I’m satisfied with it. Basically it was finished before we signed any contracts, so we wanted it to be really good. I’m proud of it. Actually, I was nervous before about what people would think, but now I’m getting real close to relief.
Reviews are starting to come in, and we’re doing a lot of interviews, and a lot of people like the album. I was confident before, but now when people are starting to like it, it kind of builds expectations and expectations can be rough to deal with, but I’m proud of the album.
And tell me about signing to Nuclear Blast. It seems like kind of an odd fit.
Yeah, I was surprised too when they told me they were interested. I was like, “Nuclear Blast? What?!” But then, when you think of it, if you look around and look at the situation for record labels, what’s happening to record labels today and the past five years, and you look at how Nuclear Blast is doing, they seem to be doing just fine, even expanding, and they’re finding ways like signing us.

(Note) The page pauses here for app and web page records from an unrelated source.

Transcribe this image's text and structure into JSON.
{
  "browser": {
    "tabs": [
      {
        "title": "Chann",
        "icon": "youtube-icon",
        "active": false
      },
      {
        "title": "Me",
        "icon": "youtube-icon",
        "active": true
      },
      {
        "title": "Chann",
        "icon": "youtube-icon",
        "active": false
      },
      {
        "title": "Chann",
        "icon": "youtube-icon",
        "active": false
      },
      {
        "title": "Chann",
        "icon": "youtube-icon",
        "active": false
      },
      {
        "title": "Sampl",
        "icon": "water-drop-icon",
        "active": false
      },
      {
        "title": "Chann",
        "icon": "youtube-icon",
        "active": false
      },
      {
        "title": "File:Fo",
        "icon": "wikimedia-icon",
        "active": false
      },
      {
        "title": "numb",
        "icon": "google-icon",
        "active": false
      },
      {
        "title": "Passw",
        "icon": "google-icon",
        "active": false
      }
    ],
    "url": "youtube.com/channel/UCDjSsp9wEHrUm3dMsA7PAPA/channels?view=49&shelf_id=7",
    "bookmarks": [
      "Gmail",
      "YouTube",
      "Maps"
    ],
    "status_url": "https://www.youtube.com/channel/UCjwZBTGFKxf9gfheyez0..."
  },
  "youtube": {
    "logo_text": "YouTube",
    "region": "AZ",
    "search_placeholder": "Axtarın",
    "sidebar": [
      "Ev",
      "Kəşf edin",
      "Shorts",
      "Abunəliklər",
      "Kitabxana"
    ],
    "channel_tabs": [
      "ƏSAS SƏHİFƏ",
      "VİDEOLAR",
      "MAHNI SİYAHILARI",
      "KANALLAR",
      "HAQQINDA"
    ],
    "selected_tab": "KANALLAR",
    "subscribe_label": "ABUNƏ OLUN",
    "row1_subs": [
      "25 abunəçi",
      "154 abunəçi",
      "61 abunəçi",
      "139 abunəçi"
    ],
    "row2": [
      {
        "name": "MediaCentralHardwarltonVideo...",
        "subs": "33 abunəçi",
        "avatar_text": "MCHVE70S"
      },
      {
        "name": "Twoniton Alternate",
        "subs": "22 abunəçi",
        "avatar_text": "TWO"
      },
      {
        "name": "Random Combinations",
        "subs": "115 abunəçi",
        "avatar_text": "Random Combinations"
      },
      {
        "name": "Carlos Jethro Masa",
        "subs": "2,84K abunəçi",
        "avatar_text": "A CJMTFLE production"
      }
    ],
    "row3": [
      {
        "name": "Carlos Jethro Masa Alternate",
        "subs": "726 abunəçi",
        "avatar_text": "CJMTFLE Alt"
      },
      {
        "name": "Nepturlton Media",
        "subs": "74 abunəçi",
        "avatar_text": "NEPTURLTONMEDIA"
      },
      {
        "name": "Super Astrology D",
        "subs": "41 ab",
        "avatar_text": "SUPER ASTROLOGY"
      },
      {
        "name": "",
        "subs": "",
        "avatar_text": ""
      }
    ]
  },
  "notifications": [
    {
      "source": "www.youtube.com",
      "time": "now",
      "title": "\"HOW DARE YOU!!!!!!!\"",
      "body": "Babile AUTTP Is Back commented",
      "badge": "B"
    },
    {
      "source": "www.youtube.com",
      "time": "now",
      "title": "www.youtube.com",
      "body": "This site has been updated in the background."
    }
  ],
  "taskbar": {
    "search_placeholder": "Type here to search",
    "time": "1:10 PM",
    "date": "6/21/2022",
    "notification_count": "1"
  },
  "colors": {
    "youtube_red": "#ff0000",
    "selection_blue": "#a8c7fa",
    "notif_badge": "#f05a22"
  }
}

If you look at the bands that they have in the roster, they all seem to be doing fine. The promotion work for the bands was fine, and now I know, but beforehand, they seemed to be genuine music lovers—they started out as tape traders, and so on—and they were doing it for the right reason. Even though we’re not the typical Nuclear Blast band, if they liked us, they had to believe in it. It’s an odd fit, but it makes sense at the same time.
What are the tour plans? Do you know what you’re doing for the summer yet?
Yeah, the whole spring and the summer are booked, and then I think we’re coming to the U.S. late-August/early-September. The period is set for that time, but it’s not anything confirmed yet.
Day after tomorrow, we have our first release show here in Sweden, and then we do a couple Swedish shows this week and next week, and then we go up to Finland, then back from Finland, we’re home for a couple of days, and then we tour Europe, and then back, and then it’s almost festival season here in Sweden and in Europe, so we play basically every weekend until August. Thursday, Friday and Saturday for festival and weekend gigs, and then U.S., and then another European tour, and then we have to start working on a new album again.
Yeah. We want to go the other way around this time, not make it four years, but maybe one year or one and a half. We’ve already started writing some tunes, and we’ll try to avoid doing the same thing all over again.
How is the new material sounding?
I think it’s hard to judge yet. I was talking, and it’s hard to describe when it’s not finished songs, but I think one of the songs makes a real Hawkwind, Dire Straits and heroin rock—I don’t know if you can make anything out of that or not.
That’s all right. I’ll spend the rest of the afternoon trying to figure out what that would sound like in my head.
Get three stereos going at the same time.
Yeah. The thing though about taking four years in between albums is it gave you all that time to grow as players and as a band. In switching gears and starting on a new one so soon, would you be concerned at all about losing that, or can you take the experience you’ve had between these two albums and work from that?
Yeah, I think so. I think judging by what’s happening with the new album, the attention we’re getting, I think we’ll have a lot of stuff. I mean, there have been so many things happening now that I know we have enough to channel into a new album.
We can easily collect in a year what we collected in four years last time, and I think now we’ve been a band for a while, so we’re quite confident in what we do. We know each other and we know Don even better and he knows us even better. I don’t think it’d be a problem.
I think it’d just be smoother, because now we’ve got better resources and better people taking care of the stuff that you have to do it yourself when you’re a smaller band. I think everything is going to be easier. But I don’t know, if you ask me again in a year, maybe I’ll say the opposite thing.
Graveyard’s Hisingen Blues is available now on Nuclear Blast. More info at facebook.com/graveyardofficial.
JJ Koczan definitely ain’t fit to live here. Or really anywhere, for that matter. firstname.lastname@example.org.